May is sexual assault awareness month. Here are some of my thoughts.
This is more than just a women’s issue. Women don’t come forward with sexual assaults or harassments because it’s just easier not to. We risk being completely vilified, shamed, blamed and judged by the clothes we wear, the alcohol we drink, by a flirtatious conversation we had or a bad choice we made in the past.
What we can do besides shout or angrily express our thoughts on the injustice is use this as an opportunity to start open and ongoing communication with our children about boundaries. It’s not enough just to educate our daughters not to get themselves into situations alone, to watch their drinks when they’re out at a party or club and why society would blame them for wearing a certain outfit etc. We also have to teach our son’s. As a mother of two boys I know this is important. I also know they receive mixed messages from girls. I’ve read their texts and messages myself. Some are aggressive and read like a paragraph from an adult magazine. Regardless, my boys are responsible for their behavior and choices.
Therefore, it’s not just one conversation we need to have. It starts when they are really young. When they’re in the playground interacting with the girls on the swings or in the sandbox. It continues with how the boys behave at recess, in gym class and at lunchtime, in high school, online, at the mall etc. I like to think I’ve been somewhat successful in this matter. As my boys were growing up every opportunity I had and still have I discuss with them boundaries and consent and what that meant and means at certain times in their life. From not getting physical when you want the toy she has, not snapping her preteen bra strap and not taking advantage of a girl who may have had too much to drink just to name a few examples. I’ve gone over countless scenarios to ask what they would do and what they should and shouldn’t do. I’ve also made sure they are very aware of what consent is. Maybe, sometimes in great, uncomfortable detail. Sometimes they’re embarrassed. And sometimes they don’t want to hear it.
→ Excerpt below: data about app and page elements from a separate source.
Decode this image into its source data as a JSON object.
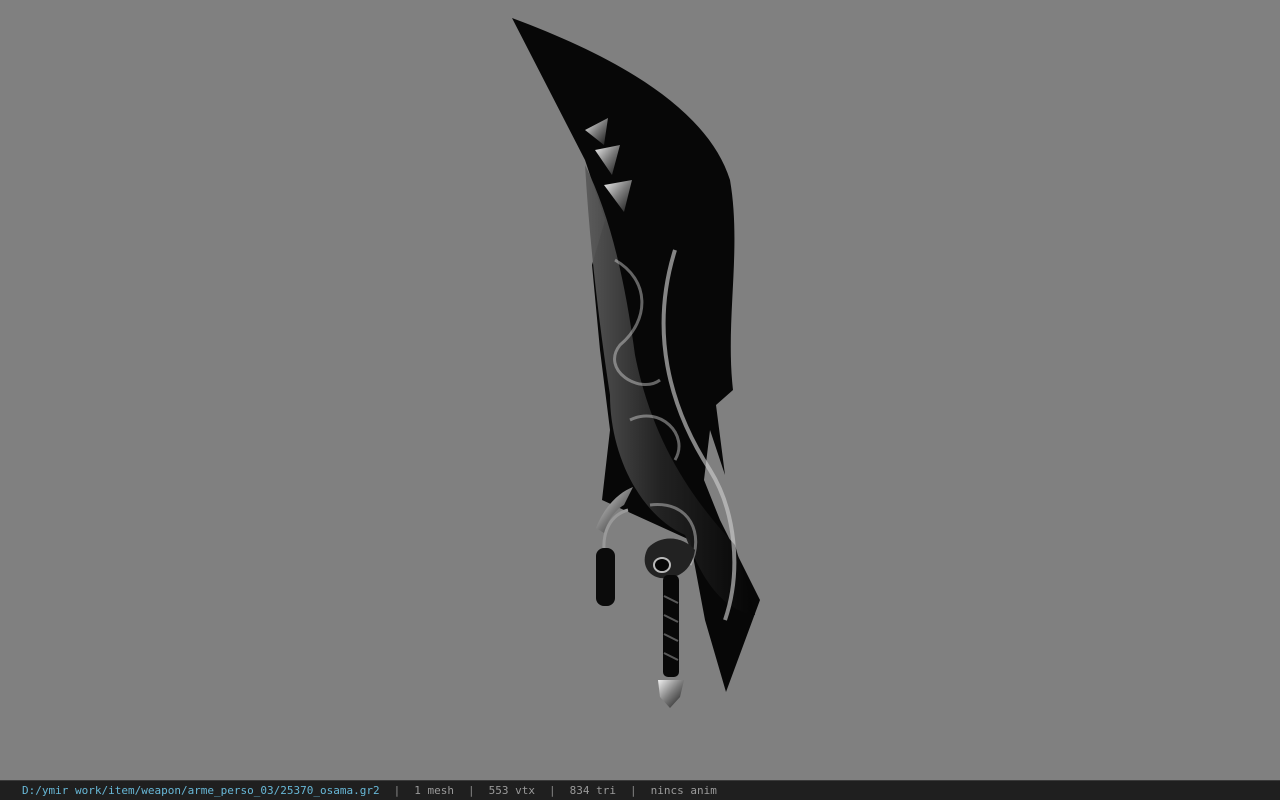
{
  "viewport": {
    "background_color": "#808080",
    "model": {
      "icon": "curved-sword-model"
    }
  },
  "status_bar": {
    "file_path": "D:/ymir work/item/weapon/arme_perso_03/25370_osama.gr2",
    "separator": "|",
    "mesh_count": "1 mesh",
    "vertex_count": "553 vtx",
    "triangle_count": "834 tri",
    "animation_status": "nincs anim",
    "path_color": "#67b7d6",
    "text_color": "#9a9a9a"
  }
}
As a woman I feel the need for them to be taught respect for these boundaries in a loving and detailed, specific manner continually and it’s my responsibility to do so. They know they can ask me anything too. As a mother I’m also educating them and protecting them from any situation they may find themselves in so they make the right choice to treat another human being kindly and respectfully. And of course, so they don’t end up facing a wrath of a court room or worse, the wrath of their mother. We need to educate our sons because this is not just a woman’s issue.